> **REQUIREMENT**: Using the data below, tally the lines that include the string "PROD". Only the number is wanted.

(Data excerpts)
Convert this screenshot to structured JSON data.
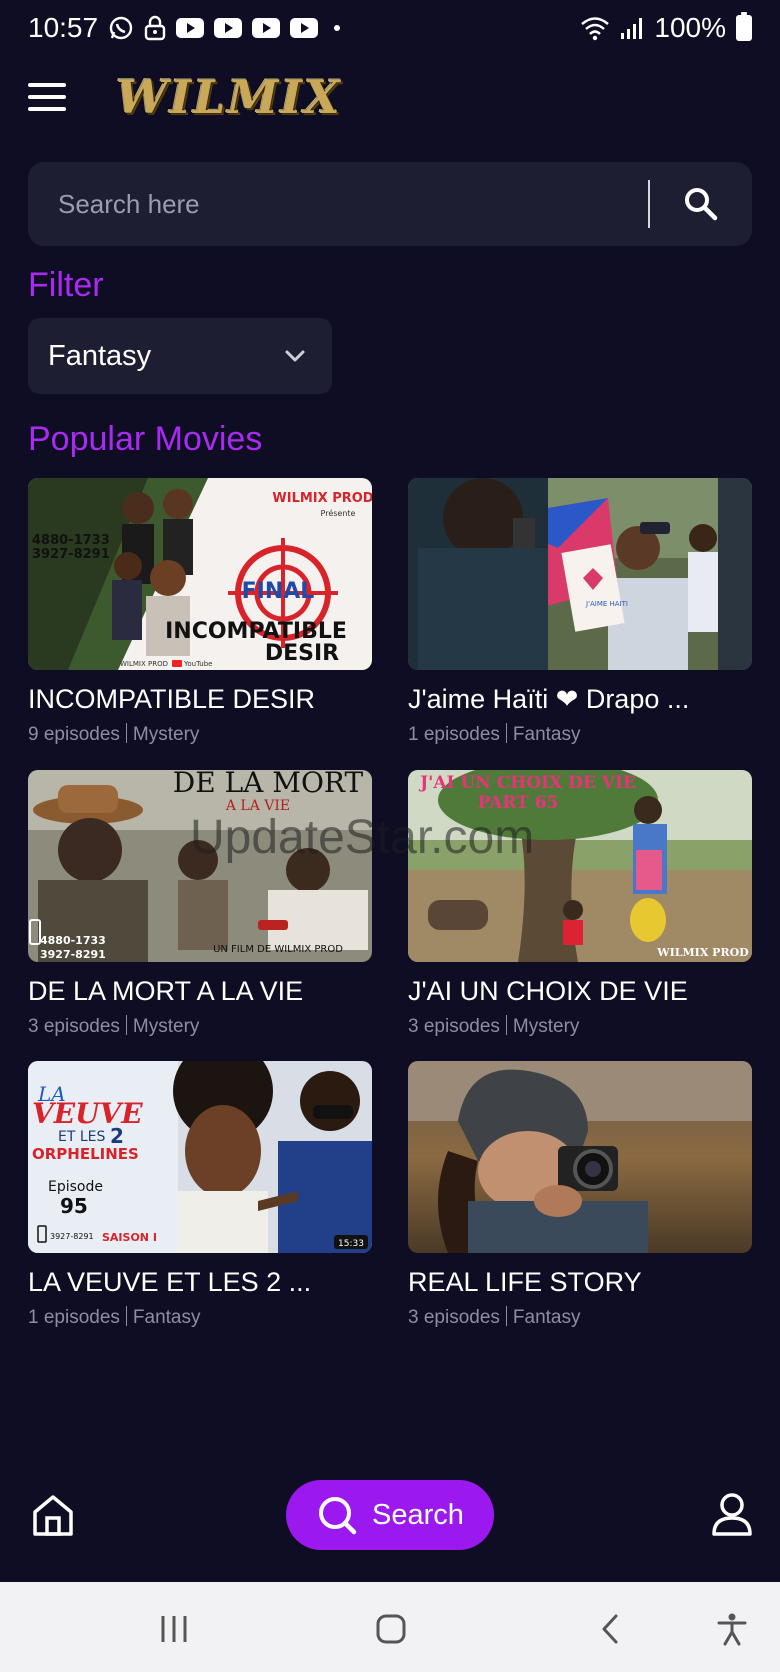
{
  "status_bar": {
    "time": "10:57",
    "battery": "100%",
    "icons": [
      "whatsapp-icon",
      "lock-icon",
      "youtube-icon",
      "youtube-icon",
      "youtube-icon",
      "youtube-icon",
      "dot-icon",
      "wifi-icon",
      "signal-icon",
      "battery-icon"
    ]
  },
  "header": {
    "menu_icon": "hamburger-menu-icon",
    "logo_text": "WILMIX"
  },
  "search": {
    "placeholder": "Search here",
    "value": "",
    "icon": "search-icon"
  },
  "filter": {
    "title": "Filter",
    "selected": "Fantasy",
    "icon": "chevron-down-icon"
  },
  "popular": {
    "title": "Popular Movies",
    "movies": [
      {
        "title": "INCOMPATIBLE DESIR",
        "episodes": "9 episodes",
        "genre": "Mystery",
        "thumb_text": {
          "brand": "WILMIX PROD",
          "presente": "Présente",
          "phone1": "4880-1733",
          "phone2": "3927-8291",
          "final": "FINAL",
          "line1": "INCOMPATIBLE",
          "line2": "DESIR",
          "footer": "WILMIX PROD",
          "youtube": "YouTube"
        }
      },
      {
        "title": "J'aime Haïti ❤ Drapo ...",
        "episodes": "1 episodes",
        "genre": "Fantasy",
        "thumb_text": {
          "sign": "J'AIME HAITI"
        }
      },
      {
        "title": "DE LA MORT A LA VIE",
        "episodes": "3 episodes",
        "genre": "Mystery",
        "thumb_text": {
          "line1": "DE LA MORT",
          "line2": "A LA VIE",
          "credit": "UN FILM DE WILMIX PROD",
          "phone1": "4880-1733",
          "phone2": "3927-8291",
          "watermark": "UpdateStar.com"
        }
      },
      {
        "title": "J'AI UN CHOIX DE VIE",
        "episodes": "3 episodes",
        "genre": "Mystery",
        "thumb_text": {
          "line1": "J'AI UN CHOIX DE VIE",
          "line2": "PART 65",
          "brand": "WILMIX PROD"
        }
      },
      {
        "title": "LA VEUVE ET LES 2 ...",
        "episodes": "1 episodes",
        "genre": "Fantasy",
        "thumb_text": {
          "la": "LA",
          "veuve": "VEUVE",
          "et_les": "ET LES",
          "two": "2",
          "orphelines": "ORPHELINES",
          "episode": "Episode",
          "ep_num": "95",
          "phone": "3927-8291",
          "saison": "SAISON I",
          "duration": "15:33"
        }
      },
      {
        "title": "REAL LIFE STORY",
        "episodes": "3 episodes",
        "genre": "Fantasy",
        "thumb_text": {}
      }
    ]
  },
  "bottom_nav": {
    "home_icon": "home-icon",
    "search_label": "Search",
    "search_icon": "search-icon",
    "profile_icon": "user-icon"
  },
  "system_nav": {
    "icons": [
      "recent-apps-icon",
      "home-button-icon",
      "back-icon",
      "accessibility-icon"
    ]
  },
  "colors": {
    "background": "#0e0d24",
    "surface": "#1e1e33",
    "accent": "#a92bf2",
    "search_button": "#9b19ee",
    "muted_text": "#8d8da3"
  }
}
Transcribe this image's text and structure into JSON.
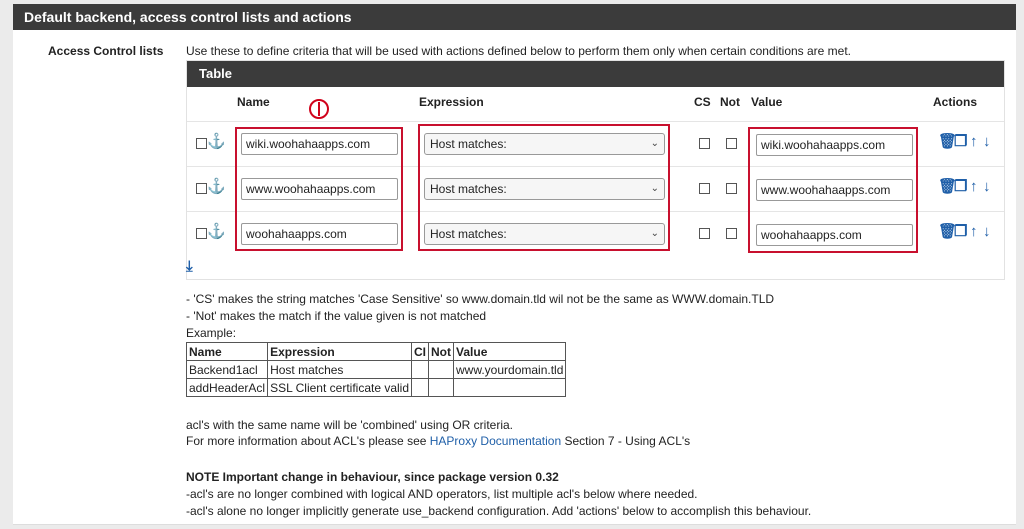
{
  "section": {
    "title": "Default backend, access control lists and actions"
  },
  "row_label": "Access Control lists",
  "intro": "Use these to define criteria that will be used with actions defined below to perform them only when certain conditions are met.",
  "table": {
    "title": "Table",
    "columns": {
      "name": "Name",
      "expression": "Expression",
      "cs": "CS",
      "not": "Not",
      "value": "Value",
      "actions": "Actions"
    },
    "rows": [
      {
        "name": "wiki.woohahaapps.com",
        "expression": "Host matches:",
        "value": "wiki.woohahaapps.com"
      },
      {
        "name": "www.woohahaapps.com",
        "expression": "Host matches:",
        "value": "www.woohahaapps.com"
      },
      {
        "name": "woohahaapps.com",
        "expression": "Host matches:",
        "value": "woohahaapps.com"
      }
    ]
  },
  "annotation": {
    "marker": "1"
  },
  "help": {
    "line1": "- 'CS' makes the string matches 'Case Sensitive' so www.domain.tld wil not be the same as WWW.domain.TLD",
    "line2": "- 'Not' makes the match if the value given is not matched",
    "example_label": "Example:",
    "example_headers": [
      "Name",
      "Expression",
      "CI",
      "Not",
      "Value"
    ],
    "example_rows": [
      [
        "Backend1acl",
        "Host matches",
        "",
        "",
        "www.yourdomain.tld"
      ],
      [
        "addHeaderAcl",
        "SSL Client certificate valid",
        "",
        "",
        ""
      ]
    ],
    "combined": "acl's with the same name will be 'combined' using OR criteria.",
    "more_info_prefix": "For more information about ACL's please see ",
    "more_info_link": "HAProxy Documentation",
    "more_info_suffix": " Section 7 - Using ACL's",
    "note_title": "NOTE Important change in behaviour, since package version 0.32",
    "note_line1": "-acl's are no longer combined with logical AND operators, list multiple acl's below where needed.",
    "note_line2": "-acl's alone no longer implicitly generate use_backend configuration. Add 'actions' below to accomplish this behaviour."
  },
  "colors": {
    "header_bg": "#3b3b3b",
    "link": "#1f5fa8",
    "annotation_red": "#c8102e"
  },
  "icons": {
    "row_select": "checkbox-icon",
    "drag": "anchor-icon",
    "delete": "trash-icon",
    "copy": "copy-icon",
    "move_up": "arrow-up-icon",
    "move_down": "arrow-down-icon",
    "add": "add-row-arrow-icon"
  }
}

> **TASK ANSWER**: 4